Clearly, ARK—as an active manager—is expressing its conviction in the crypto asset story with this portfolio addition across its lineup, but it’s also doing so in a measured way, having Coinbase land toward the bottom of its ETFs for now.

Blockchain ETF Jumps In

BLOK, an actively managed portfolio of companies that are either developing blockchain, implementing it or supporting this technology, quickly added Coinbase to its portfolio. The fund acquired about 50,000 shares of the crypto exchange, landing COIN roughly in the middle of its 53-holding pack with about a 1.2% weighting.  

The addition isn’t surprising given that BLOK is the only blockchain ETF to offer direct access to bitcoin itself through an allocation to GBTC.

IPO ETFs: Yes, And Not Yet

Another way to access a newly minted stock is through IPO ETFs. Within that segment, only FPX jumped into Coinbase immediately. The fund bought about $22 million worth of Coinbase stock following the IPO, allocating about 1.1% of the portfolio to this stock.

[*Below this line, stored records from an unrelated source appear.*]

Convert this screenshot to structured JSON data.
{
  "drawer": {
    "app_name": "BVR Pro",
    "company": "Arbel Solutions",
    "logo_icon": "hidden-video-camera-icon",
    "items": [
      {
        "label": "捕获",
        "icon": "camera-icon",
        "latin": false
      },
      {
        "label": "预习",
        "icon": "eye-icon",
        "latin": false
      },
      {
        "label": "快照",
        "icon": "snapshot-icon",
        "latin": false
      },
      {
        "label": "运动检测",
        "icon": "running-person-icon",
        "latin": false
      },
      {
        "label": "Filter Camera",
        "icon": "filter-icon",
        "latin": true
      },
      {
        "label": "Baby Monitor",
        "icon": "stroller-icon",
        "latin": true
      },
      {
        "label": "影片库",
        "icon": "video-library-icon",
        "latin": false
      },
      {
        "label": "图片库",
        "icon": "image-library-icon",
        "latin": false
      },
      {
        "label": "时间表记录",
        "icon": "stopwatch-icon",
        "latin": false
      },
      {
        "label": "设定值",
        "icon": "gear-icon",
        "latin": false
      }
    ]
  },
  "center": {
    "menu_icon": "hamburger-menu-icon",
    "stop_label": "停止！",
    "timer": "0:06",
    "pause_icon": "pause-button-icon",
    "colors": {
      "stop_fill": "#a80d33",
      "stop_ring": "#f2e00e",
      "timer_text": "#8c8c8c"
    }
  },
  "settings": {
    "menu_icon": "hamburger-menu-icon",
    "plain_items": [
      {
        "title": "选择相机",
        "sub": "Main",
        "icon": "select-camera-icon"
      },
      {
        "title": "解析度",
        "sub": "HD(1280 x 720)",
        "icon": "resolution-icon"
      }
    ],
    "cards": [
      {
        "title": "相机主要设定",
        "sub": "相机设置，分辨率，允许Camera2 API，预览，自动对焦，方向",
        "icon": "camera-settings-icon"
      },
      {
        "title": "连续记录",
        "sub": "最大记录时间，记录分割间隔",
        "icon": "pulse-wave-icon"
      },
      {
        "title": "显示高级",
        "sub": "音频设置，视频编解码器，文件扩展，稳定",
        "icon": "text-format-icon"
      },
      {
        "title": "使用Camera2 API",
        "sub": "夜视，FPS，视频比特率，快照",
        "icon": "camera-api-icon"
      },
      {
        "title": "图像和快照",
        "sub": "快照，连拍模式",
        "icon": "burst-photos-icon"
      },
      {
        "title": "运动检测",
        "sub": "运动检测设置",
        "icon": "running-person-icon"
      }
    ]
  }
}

What’s noteworthy about that inclusion is that FPX tracks a subindex of a global benchmark that would typically add a new stock to its portfolio six days after the original IPO, and hold it for 1,000 days. The subindex FPX tracks rebalances quarterly, so additions and purges happen in the ETF at the closest rebalance date to that of the global index.

But the index methodology has a section on “special cases,” where rules allow the index provider to make a judgment call on IPOs that are significant in “size and scope.” That latitude in the methodology is why Coinbase—a massive IPO—found its way into FPX almost immediately.

Consider that another IPO ETF, the Renaissance IPO ETF (IPO), has yet to add Coinbase to its mix even though the fund, too, sets out to capture the newest stocks in the market.

Delayed Entry

IPO (the ETF) tracks an index that adds newly listed stocks within 90 days of their public offering and holds them for two years. Bigger listings—Coinbase probably fits that description here—can also be fast-tracked into the index/ETF, according to the methodology, but that means additions taking place one week after the initial offering. Coinbase would probably enter the mix mid-next week.

These two ETFs—FPX and IPO—are both passive products, which sometimes leads us to assume they are “slow to react” to fast market action, but clearly index methodologies can be surprisingly nimble when needed.

Also interesting in this comparison between these two IPO ETFs is that they have historically delivered very different results because index methodology details matter. 

Inclusion windows, holding periods, sell-dates and the fact that FPX will continue to hold to an IPO stock even if merger/acquisition deals take place while IPO will not all lead to different portfolios and different returns. No two IPO ETFs are created equal.




Chart courtesy of


As is often the case, there’s no right or wrong approach to capturing an IPO such as Coinbase. Some argue that buying a newly public stock on the first day or two is a recipe for massive volatility, while others say capturing early-days action in big IPOs is where a lot of the opportunity is. Either way, whatever your investment philosophy, there’s an ETF for you.

You can compare side by side ETF portfolios with our ETF Comparison Tool.

Editor's Note: An earlier version of this article omitted BLOK. It's been updated

Contact Cinthia Murphy at [email protected]

Cinthia Murphy is head of digital experience, advocating for the user in all that does. She previously served as managing editor and writer for, specializing in ETF content and multimedia. Cinthia’s experience includes time at Dow Jones and former BridgeNews, covering commodity futures markets in Chicago and Brazil equities in Sao Paulo. She has a bachelor’s degree in journalism from the University of Missouri-Columbia.